• _RECORDS FOR THIS TASK_

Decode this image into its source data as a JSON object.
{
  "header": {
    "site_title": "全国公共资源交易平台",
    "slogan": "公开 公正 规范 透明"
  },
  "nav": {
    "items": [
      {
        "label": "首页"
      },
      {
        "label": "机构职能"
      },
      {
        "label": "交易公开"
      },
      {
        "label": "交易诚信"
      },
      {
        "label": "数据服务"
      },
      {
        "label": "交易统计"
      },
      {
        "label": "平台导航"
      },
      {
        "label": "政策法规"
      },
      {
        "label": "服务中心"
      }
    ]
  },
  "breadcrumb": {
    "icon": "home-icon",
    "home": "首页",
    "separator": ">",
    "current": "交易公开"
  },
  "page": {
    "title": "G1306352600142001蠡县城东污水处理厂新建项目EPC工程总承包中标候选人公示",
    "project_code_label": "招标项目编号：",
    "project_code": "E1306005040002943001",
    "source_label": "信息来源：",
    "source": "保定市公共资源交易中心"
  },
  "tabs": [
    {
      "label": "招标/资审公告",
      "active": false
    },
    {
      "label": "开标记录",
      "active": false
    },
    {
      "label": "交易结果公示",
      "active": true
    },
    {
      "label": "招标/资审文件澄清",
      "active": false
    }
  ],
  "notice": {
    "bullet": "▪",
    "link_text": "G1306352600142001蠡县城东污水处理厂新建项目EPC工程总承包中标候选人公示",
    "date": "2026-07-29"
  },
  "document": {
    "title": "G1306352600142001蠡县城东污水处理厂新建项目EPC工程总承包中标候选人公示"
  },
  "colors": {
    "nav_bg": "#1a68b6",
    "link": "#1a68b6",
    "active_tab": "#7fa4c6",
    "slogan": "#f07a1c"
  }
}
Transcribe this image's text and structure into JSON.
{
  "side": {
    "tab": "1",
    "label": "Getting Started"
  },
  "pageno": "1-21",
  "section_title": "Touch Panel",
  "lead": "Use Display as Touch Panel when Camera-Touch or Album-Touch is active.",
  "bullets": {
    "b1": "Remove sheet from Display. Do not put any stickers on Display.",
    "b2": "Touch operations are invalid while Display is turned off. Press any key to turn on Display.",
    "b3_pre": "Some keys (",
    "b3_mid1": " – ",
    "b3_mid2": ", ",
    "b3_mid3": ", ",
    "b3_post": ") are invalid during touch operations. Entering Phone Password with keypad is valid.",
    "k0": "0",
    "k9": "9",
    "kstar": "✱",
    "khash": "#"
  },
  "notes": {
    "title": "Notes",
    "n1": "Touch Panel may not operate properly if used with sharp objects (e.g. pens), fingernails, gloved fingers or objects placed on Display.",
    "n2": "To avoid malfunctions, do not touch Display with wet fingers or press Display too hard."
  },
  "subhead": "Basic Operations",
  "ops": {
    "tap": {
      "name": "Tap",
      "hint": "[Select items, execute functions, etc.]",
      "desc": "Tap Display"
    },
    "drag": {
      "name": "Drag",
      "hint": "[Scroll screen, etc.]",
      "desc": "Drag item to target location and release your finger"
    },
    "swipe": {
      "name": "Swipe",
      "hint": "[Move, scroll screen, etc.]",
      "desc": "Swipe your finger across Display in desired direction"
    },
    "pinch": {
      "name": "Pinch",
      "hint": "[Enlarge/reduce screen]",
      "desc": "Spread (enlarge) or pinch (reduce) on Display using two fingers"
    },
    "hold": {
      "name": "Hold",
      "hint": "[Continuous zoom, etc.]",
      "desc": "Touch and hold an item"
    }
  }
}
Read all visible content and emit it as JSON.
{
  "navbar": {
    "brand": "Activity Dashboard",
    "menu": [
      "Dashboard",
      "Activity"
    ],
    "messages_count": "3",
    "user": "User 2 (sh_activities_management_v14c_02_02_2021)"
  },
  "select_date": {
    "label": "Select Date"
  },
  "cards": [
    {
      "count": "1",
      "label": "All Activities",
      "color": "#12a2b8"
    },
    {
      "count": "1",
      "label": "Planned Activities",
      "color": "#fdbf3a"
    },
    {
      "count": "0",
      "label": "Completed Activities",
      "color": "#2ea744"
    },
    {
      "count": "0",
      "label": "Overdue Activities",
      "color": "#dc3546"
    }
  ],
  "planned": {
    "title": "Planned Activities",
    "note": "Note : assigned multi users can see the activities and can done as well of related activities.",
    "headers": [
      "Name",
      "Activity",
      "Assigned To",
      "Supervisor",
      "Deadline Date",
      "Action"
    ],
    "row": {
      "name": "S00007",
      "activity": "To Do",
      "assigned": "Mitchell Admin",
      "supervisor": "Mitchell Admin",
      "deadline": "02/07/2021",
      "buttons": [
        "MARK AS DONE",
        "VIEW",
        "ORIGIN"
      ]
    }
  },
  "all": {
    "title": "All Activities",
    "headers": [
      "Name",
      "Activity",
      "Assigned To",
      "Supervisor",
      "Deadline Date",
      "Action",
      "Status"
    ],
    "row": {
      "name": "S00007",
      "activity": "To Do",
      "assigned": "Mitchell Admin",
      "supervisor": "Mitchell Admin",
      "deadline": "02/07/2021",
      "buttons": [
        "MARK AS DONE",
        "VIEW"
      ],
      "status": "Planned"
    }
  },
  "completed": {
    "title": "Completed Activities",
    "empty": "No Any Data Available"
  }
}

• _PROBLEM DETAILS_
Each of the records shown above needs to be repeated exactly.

• _SOLVED PROBLEM_
Decode this image into its source data as a JSON object.
{
  "header": {
    "site_title": "全国公共资源交易平台",
    "slogan": "公开 公正 规范 透明"
  },
  "nav": {
    "items": [
      {
        "label": "首页"
      },
      {
        "label": "机构职能"
      },
      {
        "label": "交易公开"
      },
      {
        "label": "交易诚信"
      },
      {
        "label": "数据服务"
      },
      {
        "label": "交易统计"
      },
      {
        "label": "平台导航"
      },
      {
        "label": "政策法规"
      },
      {
        "label": "服务中心"
      }
    ]
  },
  "breadcrumb": {
    "icon": "home-icon",
    "home": "首页",
    "separator": ">",
    "current": "交易公开"
  },
  "page": {
    "title": "G1306352600142001蠡县城东污水处理厂新建项目EPC工程总承包中标候选人公示",
    "project_code_label": "招标项目编号：",
    "project_code": "E1306005040002943001",
    "source_label": "信息来源：",
    "source": "保定市公共资源交易中心"
  },
  "tabs": [
    {
      "label": "招标/资审公告",
      "active": false
    },
    {
      "label": "开标记录",
      "active": false
    },
    {
      "label": "交易结果公示",
      "active": true
    },
    {
      "label": "招标/资审文件澄清",
      "active": false
    }
  ],
  "notice": {
    "bullet": "▪",
    "link_text": "G1306352600142001蠡县城东污水处理厂新建项目EPC工程总承包中标候选人公示",
    "date": "2026-07-29"
  },
  "document": {
    "title": "G1306352600142001蠡县城东污水处理厂新建项目EPC工程总承包中标候选人公示"
  },
  "colors": {
    "nav_bg": "#1a68b6",
    "link": "#1a68b6",
    "active_tab": "#7fa4c6",
    "slogan": "#f07a1c"
  }
}
Transcribe this image's text and structure into JSON.
{
  "side": {
    "tab": "1",
    "label": "Getting Started"
  },
  "pageno": "1-21",
  "section_title": "Touch Panel",
  "lead": "Use Display as Touch Panel when Camera-Touch or Album-Touch is active.",
  "bullets": {
    "b1": "Remove sheet from Display. Do not put any stickers on Display.",
    "b2": "Touch operations are invalid while Display is turned off. Press any key to turn on Display.",
    "b3_pre": "Some keys (",
    "b3_mid1": " – ",
    "b3_mid2": ", ",
    "b3_mid3": ", ",
    "b3_post": ") are invalid during touch operations. Entering Phone Password with keypad is valid.",
    "k0": "0",
    "k9": "9",
    "kstar": "✱",
    "khash": "#"
  },
  "notes": {
    "title": "Notes",
    "n1": "Touch Panel may not operate properly if used with sharp objects (e.g. pens), fingernails, gloved fingers or objects placed on Display.",
    "n2": "To avoid malfunctions, do not touch Display with wet fingers or press Display too hard."
  },
  "subhead": "Basic Operations",
  "ops": {
    "tap": {
      "name": "Tap",
      "hint": "[Select items, execute functions, etc.]",
      "desc": "Tap Display"
    },
    "drag": {
      "name": "Drag",
      "hint": "[Scroll screen, etc.]",
      "desc": "Drag item to target location and release your finger"
    },
    "swipe": {
      "name": "Swipe",
      "hint": "[Move, scroll screen, etc.]",
      "desc": "Swipe your finger across Display in desired direction"
    },
    "pinch": {
      "name": "Pinch",
      "hint": "[Enlarge/reduce screen]",
      "desc": "Spread (enlarge) or pinch (reduce) on Display using two fingers"
    },
    "hold": {
      "name": "Hold",
      "hint": "[Continuous zoom, etc.]",
      "desc": "Touch and hold an item"
    }
  }
}
Read all visible content and emit it as JSON.
{
  "navbar": {
    "brand": "Activity Dashboard",
    "menu": [
      "Dashboard",
      "Activity"
    ],
    "messages_count": "3",
    "user": "User 2 (sh_activities_management_v14c_02_02_2021)"
  },
  "select_date": {
    "label": "Select Date"
  },
  "cards": [
    {
      "count": "1",
      "label": "All Activities",
      "color": "#12a2b8"
    },
    {
      "count": "1",
      "label": "Planned Activities",
      "color": "#fdbf3a"
    },
    {
      "count": "0",
      "label": "Completed Activities",
      "color": "#2ea744"
    },
    {
      "count": "0",
      "label": "Overdue Activities",
      "color": "#dc3546"
    }
  ],
  "planned": {
    "title": "Planned Activities",
    "note": "Note : assigned multi users can see the activities and can done as well of related activities.",
    "headers": [
      "Name",
      "Activity",
      "Assigned To",
      "Supervisor",
      "Deadline Date",
      "Action"
    ],
    "row": {
      "name": "S00007",
      "activity": "To Do",
      "assigned": "Mitchell Admin",
      "supervisor": "Mitchell Admin",
      "deadline": "02/07/2021",
      "buttons": [
        "MARK AS DONE",
        "VIEW",
        "ORIGIN"
      ]
    }
  },
  "all": {
    "title": "All Activities",
    "headers": [
      "Name",
      "Activity",
      "Assigned To",
      "Supervisor",
      "Deadline Date",
      "Action",
      "Status"
    ],
    "row": {
      "name": "S00007",
      "activity": "To Do",
      "assigned": "Mitchell Admin",
      "supervisor": "Mitchell Admin",
      "deadline": "02/07/2021",
      "buttons": [
        "MARK AS DONE",
        "VIEW"
      ],
      "status": "Planned"
    }
  },
  "completed": {
    "title": "Completed Activities",
    "empty": "No Any Data Available"
  }
}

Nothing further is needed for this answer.